*WORK INSTRUCTION*
Set down a true copy of the data, with all pictures left out.

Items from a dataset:

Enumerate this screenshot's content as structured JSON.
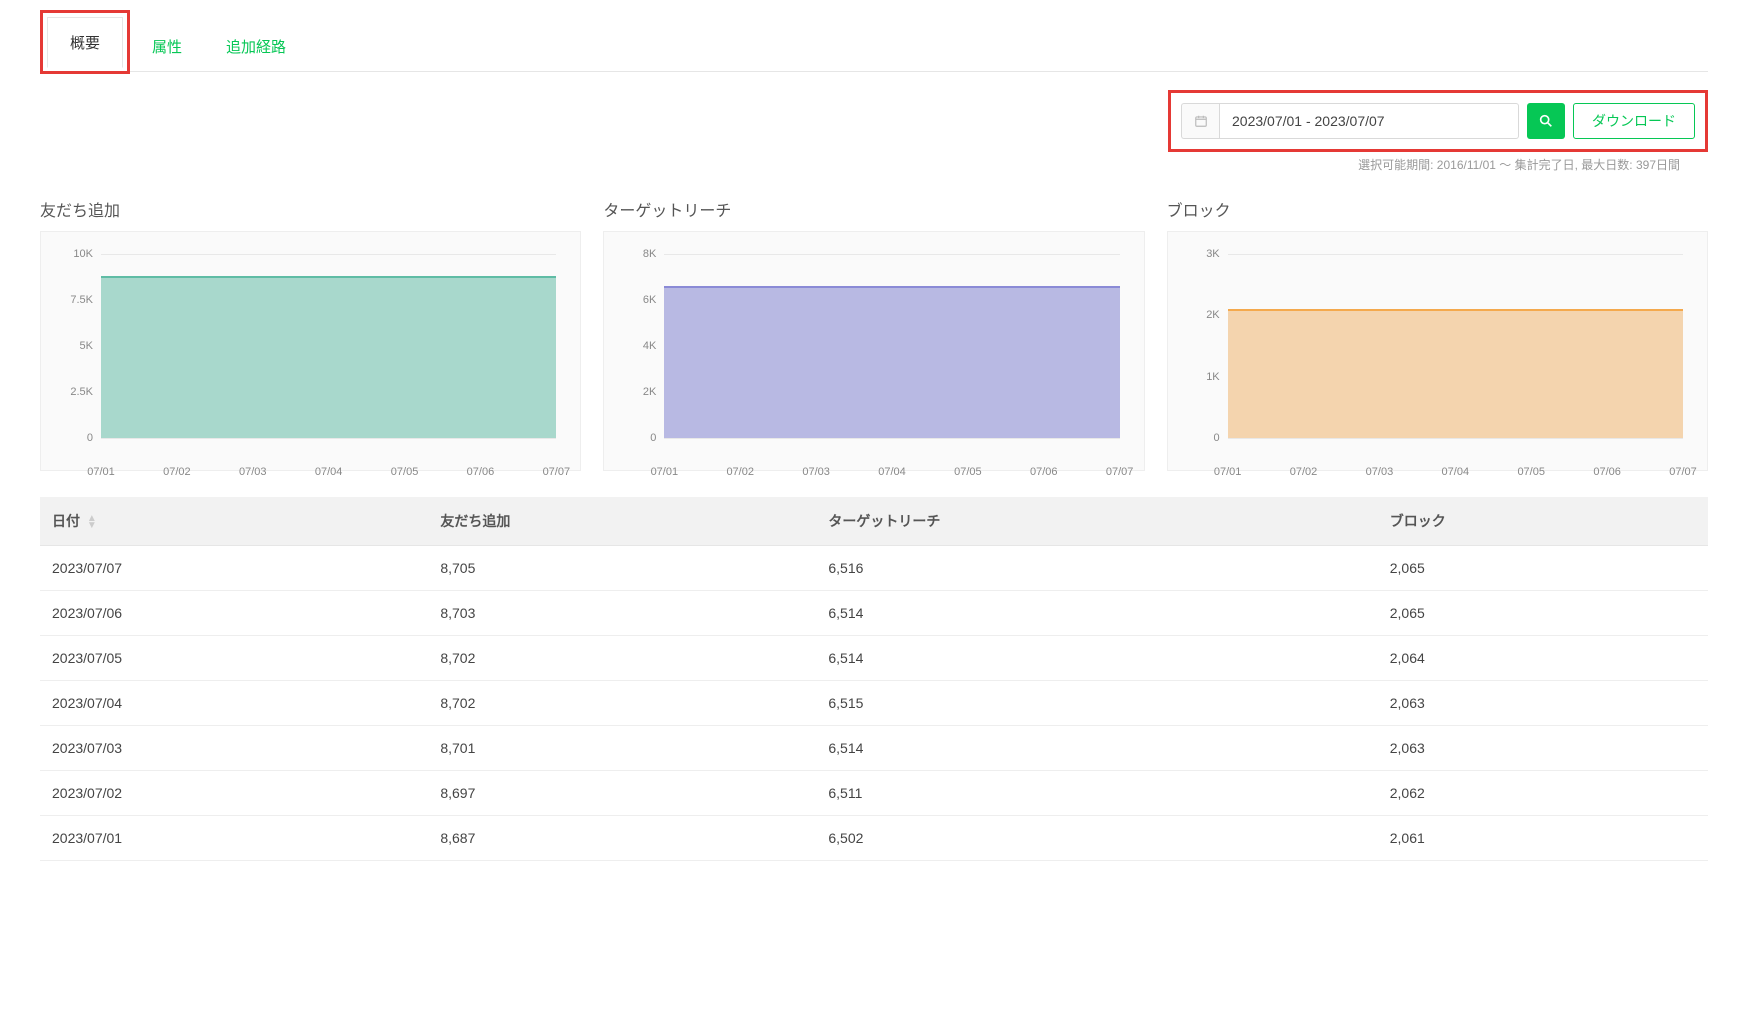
{
  "tabs": [
    {
      "id": "overview",
      "label": "概要",
      "active": true
    },
    {
      "id": "attribute",
      "label": "属性",
      "active": false
    },
    {
      "id": "route",
      "label": "追加経路",
      "active": false
    }
  ],
  "controls": {
    "date_range_value": "2023/07/01 - 2023/07/07",
    "download_label": "ダウンロード",
    "hint_text": "選択可能期間: 2016/11/01 ～ 集計完了日, 最大日数: 397日間"
  },
  "charts_meta": [
    {
      "id": "friends",
      "title": "友だち追加",
      "fill": "#a8d8cc",
      "line": "#5fbca5",
      "y_max": 10000,
      "y_ticks": [
        {
          "v": 0,
          "l": "0"
        },
        {
          "v": 2500,
          "l": "2.5K"
        },
        {
          "v": 5000,
          "l": "5K"
        },
        {
          "v": 7500,
          "l": "7.5K"
        },
        {
          "v": 10000,
          "l": "10K"
        }
      ]
    },
    {
      "id": "reach",
      "title": "ターゲットリーチ",
      "fill": "#b8b9e3",
      "line": "#8a8ad6",
      "y_max": 8000,
      "y_ticks": [
        {
          "v": 0,
          "l": "0"
        },
        {
          "v": 2000,
          "l": "2K"
        },
        {
          "v": 4000,
          "l": "4K"
        },
        {
          "v": 6000,
          "l": "6K"
        },
        {
          "v": 8000,
          "l": "8K"
        }
      ]
    },
    {
      "id": "block",
      "title": "ブロック",
      "fill": "#f4d4ae",
      "line": "#f4a94d",
      "y_max": 3000,
      "y_ticks": [
        {
          "v": 0,
          "l": "0"
        },
        {
          "v": 1000,
          "l": "1K"
        },
        {
          "v": 2000,
          "l": "2K"
        },
        {
          "v": 3000,
          "l": "3K"
        }
      ]
    }
  ],
  "chart_data": [
    {
      "type": "area",
      "title": "友だち追加",
      "ylabel": "",
      "xlabel": "",
      "ylim": [
        0,
        10000
      ],
      "categories": [
        "07/01",
        "07/02",
        "07/03",
        "07/04",
        "07/05",
        "07/06",
        "07/07"
      ],
      "values": [
        8687,
        8697,
        8701,
        8702,
        8702,
        8703,
        8705
      ]
    },
    {
      "type": "area",
      "title": "ターゲットリーチ",
      "ylabel": "",
      "xlabel": "",
      "ylim": [
        0,
        8000
      ],
      "categories": [
        "07/01",
        "07/02",
        "07/03",
        "07/04",
        "07/05",
        "07/06",
        "07/07"
      ],
      "values": [
        6502,
        6511,
        6514,
        6515,
        6514,
        6514,
        6516
      ]
    },
    {
      "type": "area",
      "title": "ブロック",
      "ylabel": "",
      "xlabel": "",
      "ylim": [
        0,
        3000
      ],
      "categories": [
        "07/01",
        "07/02",
        "07/03",
        "07/04",
        "07/05",
        "07/06",
        "07/07"
      ],
      "values": [
        2061,
        2062,
        2063,
        2063,
        2064,
        2065,
        2065
      ]
    }
  ],
  "table": {
    "headers": [
      "日付",
      "友だち追加",
      "ターゲットリーチ",
      "ブロック"
    ],
    "rows": [
      {
        "date": "2023/07/07",
        "friends": "8,705",
        "reach": "6,516",
        "block": "2,065"
      },
      {
        "date": "2023/07/06",
        "friends": "8,703",
        "reach": "6,514",
        "block": "2,065"
      },
      {
        "date": "2023/07/05",
        "friends": "8,702",
        "reach": "6,514",
        "block": "2,064"
      },
      {
        "date": "2023/07/04",
        "friends": "8,702",
        "reach": "6,515",
        "block": "2,063"
      },
      {
        "date": "2023/07/03",
        "friends": "8,701",
        "reach": "6,514",
        "block": "2,063"
      },
      {
        "date": "2023/07/02",
        "friends": "8,697",
        "reach": "6,511",
        "block": "2,062"
      },
      {
        "date": "2023/07/01",
        "friends": "8,687",
        "reach": "6,502",
        "block": "2,061"
      }
    ]
  }
}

*REPLY TO THE TASK*
Enumerate this screenshot's content as structured JSON.
{
  "tabs": [
    {
      "id": "overview",
      "label": "概要",
      "active": true
    },
    {
      "id": "attribute",
      "label": "属性",
      "active": false
    },
    {
      "id": "route",
      "label": "追加経路",
      "active": false
    }
  ],
  "controls": {
    "date_range_value": "2023/07/01 - 2023/07/07",
    "download_label": "ダウンロード",
    "hint_text": "選択可能期間: 2016/11/01 ～ 集計完了日, 最大日数: 397日間"
  },
  "charts_meta": [
    {
      "id": "friends",
      "title": "友だち追加",
      "fill": "#a8d8cc",
      "line": "#5fbca5",
      "y_max": 10000,
      "y_ticks": [
        {
          "v": 0,
          "l": "0"
        },
        {
          "v": 2500,
          "l": "2.5K"
        },
        {
          "v": 5000,
          "l": "5K"
        },
        {
          "v": 7500,
          "l": "7.5K"
        },
        {
          "v": 10000,
          "l": "10K"
        }
      ]
    },
    {
      "id": "reach",
      "title": "ターゲットリーチ",
      "fill": "#b8b9e3",
      "line": "#8a8ad6",
      "y_max": 8000,
      "y_ticks": [
        {
          "v": 0,
          "l": "0"
        },
        {
          "v": 2000,
          "l": "2K"
        },
        {
          "v": 4000,
          "l": "4K"
        },
        {
          "v": 6000,
          "l": "6K"
        },
        {
          "v": 8000,
          "l": "8K"
        }
      ]
    },
    {
      "id": "block",
      "title": "ブロック",
      "fill": "#f4d4ae",
      "line": "#f4a94d",
      "y_max": 3000,
      "y_ticks": [
        {
          "v": 0,
          "l": "0"
        },
        {
          "v": 1000,
          "l": "1K"
        },
        {
          "v": 2000,
          "l": "2K"
        },
        {
          "v": 3000,
          "l": "3K"
        }
      ]
    }
  ],
  "chart_data": [
    {
      "type": "area",
      "title": "友だち追加",
      "ylabel": "",
      "xlabel": "",
      "ylim": [
        0,
        10000
      ],
      "categories": [
        "07/01",
        "07/02",
        "07/03",
        "07/04",
        "07/05",
        "07/06",
        "07/07"
      ],
      "values": [
        8687,
        8697,
        8701,
        8702,
        8702,
        8703,
        8705
      ]
    },
    {
      "type": "area",
      "title": "ターゲットリーチ",
      "ylabel": "",
      "xlabel": "",
      "ylim": [
        0,
        8000
      ],
      "categories": [
        "07/01",
        "07/02",
        "07/03",
        "07/04",
        "07/05",
        "07/06",
        "07/07"
      ],
      "values": [
        6502,
        6511,
        6514,
        6515,
        6514,
        6514,
        6516
      ]
    },
    {
      "type": "area",
      "title": "ブロック",
      "ylabel": "",
      "xlabel": "",
      "ylim": [
        0,
        3000
      ],
      "categories": [
        "07/01",
        "07/02",
        "07/03",
        "07/04",
        "07/05",
        "07/06",
        "07/07"
      ],
      "values": [
        2061,
        2062,
        2063,
        2063,
        2064,
        2065,
        2065
      ]
    }
  ],
  "table": {
    "headers": [
      "日付",
      "友だち追加",
      "ターゲットリーチ",
      "ブロック"
    ],
    "rows": [
      {
        "date": "2023/07/07",
        "friends": "8,705",
        "reach": "6,516",
        "block": "2,065"
      },
      {
        "date": "2023/07/06",
        "friends": "8,703",
        "reach": "6,514",
        "block": "2,065"
      },
      {
        "date": "2023/07/05",
        "friends": "8,702",
        "reach": "6,514",
        "block": "2,064"
      },
      {
        "date": "2023/07/04",
        "friends": "8,702",
        "reach": "6,515",
        "block": "2,063"
      },
      {
        "date": "2023/07/03",
        "friends": "8,701",
        "reach": "6,514",
        "block": "2,063"
      },
      {
        "date": "2023/07/02",
        "friends": "8,697",
        "reach": "6,511",
        "block": "2,062"
      },
      {
        "date": "2023/07/01",
        "friends": "8,687",
        "reach": "6,502",
        "block": "2,061"
      }
    ]
  }
}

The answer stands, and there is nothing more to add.